Organic Brown Rice Syrup: Hidden Arsenic Source

Share
Copy

Baby Formula Findings Extended to Rice Syrup-Sweetened Foods

That sparked his interest in broader testing of packaged organic foods with and without brown rice syrup, purchased from local supermarket aisles in Hanover, N.H. The researchers tested infant formulas, cereal bars, energy bars and energy "shots," which are gels consumed by endurance athletes.

Arsenic occurs in several forms, some thought to be more dangerous than others. Organic forms of arsenic can be found naturally in the soil, along with arsenic-based pesticides used before the EPA banned them in 2009. Rice, Jackson noted, "takes up more arsenic than all the other grains."

Inorganic arsenic is considered much more toxic than organic arsenic, Jackson said. Brown rice is usually higher in total arsenic and inorganic arsenic than white rice because the outer layer that's removed in white rice contains the inorganic arsenic. However, another form of arsenic can be found inside the grain of both white and brown rice.

The EPA drinking water standard is 10 parts per billion for total arsenic, which combines inorganic and organic arsenic. Jackson's team tested one package of soy-based toddler formula made with organic brown rice syrup and found a total arsenic level of 60 ppb, including about 25 ppb of inorganic arsenic.

That kind of level is dangerous, given babies' small size and developing bodies, they said. Given the variety of formula brands available, he said, "I would choose one that wasn't based on organic brown rice syrup."

They also detected arsenic levels ranging from 23 to 128 ppb in cereal bars made with brown rice syrup; and levels of 84 to 171 ppb in three flavors of energy shots.
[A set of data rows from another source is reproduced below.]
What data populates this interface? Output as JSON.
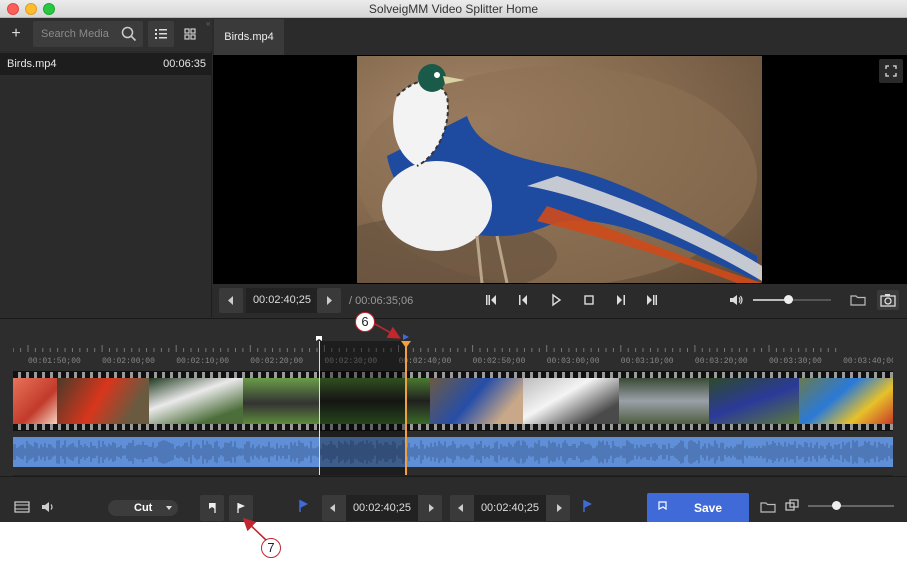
{
  "window": {
    "title": "SolveigMM Video Splitter Home"
  },
  "media_panel": {
    "add_label": "+",
    "search_placeholder": "Search Media",
    "items": [
      {
        "name": "Birds.mp4",
        "duration": "00:06:35"
      }
    ]
  },
  "tabs": [
    {
      "label": "Birds.mp4"
    }
  ],
  "transport": {
    "current_time": "00:02:40;25",
    "total_time": "/ 00:06:35;06",
    "volume_level": 0.45
  },
  "timeline": {
    "ticks": [
      "00:01:50;00",
      "00:02:00;00",
      "00:02:10;00",
      "00:02:20;00",
      "00:02:30;00",
      "00:02:40;00",
      "00:02:50;00",
      "00:03:00;00",
      "00:03:10;00",
      "00:03:20;00",
      "00:03:30;00",
      "00:03:40;00"
    ]
  },
  "bottom": {
    "mode": "Cut",
    "in_time": "00:02:40;25",
    "out_time": "00:02:40;25",
    "save_label": "Save",
    "zoom_level": 0.33
  },
  "annotations": {
    "callout_6": "6",
    "callout_7": "7",
    "accent": "#c1272d"
  },
  "colors": {
    "save": "#3f6ad8",
    "waveform": "#5f8fd6",
    "playhead": "#f0a040"
  }
}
"I don't necessarily think eating a cereal bar every couple of days is a health risk," said Jackson, who collaborated on the study with researchers at Dartmouth's Children's Environmental Health and Disease Prevention Center, which is funded by the EPA and National Institute of Environmental Health Sciences. "But we don't have any guidelines for maximum allowable amounts in food or the cumulative amount of arsenic intake during the day."

"There's no perfect advice," Lovera said. "There's no one thing people can do." But she said, the surprising presence of arsenic in packaged foods give people a chance to ask themselves, "How many foods do I need to eat that are processed with ingredients I don't really know that much about?"

Page
  • 1
  • |
  • 2
Join the Discussion
You are using an outdated version of Internet Explorer. Please click here to upgrade your browser in order to comment.
blog comments powered by Disqus
 
You Might Also Like...
See It, Share It
PHOTO: Up in Ash: Mount Sinabung Erupting
Tibt Nangin/Anadolu Agency/Getty Images
PHOTO: Firefighters rescue a woman who got stuck in a chimney in Thousand Oaks, Calif.
Ventura County Fire Department
PHOTO: Apple Pay is demonstrated at Apple headquarters on Oct. 16, 2014 in Cupertino, Calif.
Marcio Jose Sanchez/AP Photo
PHOTO: Defendant Jodi Arias testifies about killing Travis Alexander in 2008 during her murder trial in Phoenix, Feb. 20, 2013.
Charlie Leight/The Arizona Republic/AP Photo